• _TASK REQUIREMENTS_
The pictures are to be omitted when the entries are reproduced exactly.

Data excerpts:
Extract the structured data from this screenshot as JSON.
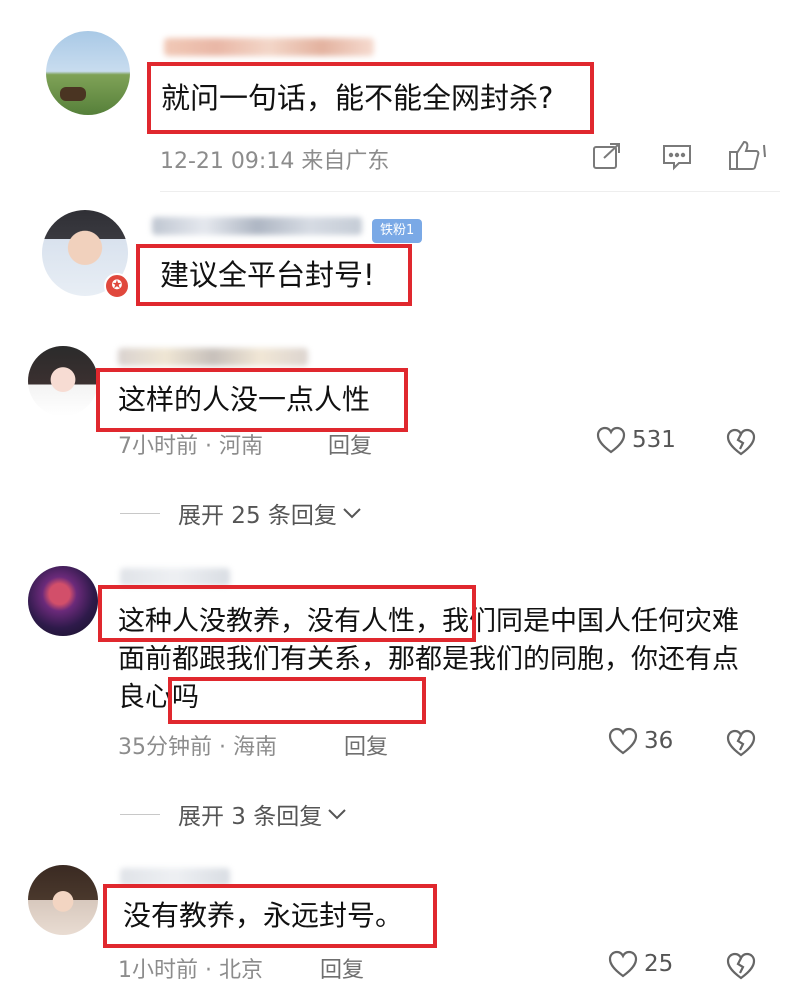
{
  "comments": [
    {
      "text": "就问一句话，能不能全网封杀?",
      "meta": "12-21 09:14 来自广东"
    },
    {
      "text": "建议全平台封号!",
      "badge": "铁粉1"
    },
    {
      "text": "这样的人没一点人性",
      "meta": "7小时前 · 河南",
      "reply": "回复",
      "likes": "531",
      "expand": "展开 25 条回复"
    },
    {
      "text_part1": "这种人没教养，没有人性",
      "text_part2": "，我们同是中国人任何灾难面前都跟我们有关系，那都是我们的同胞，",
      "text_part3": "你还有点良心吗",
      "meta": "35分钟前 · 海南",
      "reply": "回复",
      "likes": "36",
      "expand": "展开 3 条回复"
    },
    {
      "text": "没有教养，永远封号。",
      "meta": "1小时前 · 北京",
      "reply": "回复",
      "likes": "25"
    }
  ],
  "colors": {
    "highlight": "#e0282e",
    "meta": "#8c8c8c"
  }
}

• _TASK RESPONSE_
Extract the structured data from this screenshot as JSON.
{
  "comments": [
    {
      "text": "就问一句话，能不能全网封杀?",
      "meta": "12-21 09:14 来自广东"
    },
    {
      "text": "建议全平台封号!",
      "badge": "铁粉1"
    },
    {
      "text": "这样的人没一点人性",
      "meta": "7小时前 · 河南",
      "reply": "回复",
      "likes": "531",
      "expand": "展开 25 条回复"
    },
    {
      "text_part1": "这种人没教养，没有人性",
      "text_part2": "，我们同是中国人任何灾难面前都跟我们有关系，那都是我们的同胞，",
      "text_part3": "你还有点良心吗",
      "meta": "35分钟前 · 海南",
      "reply": "回复",
      "likes": "36",
      "expand": "展开 3 条回复"
    },
    {
      "text": "没有教养，永远封号。",
      "meta": "1小时前 · 北京",
      "reply": "回复",
      "likes": "25"
    }
  ],
  "colors": {
    "highlight": "#e0282e",
    "meta": "#8c8c8c"
  }
}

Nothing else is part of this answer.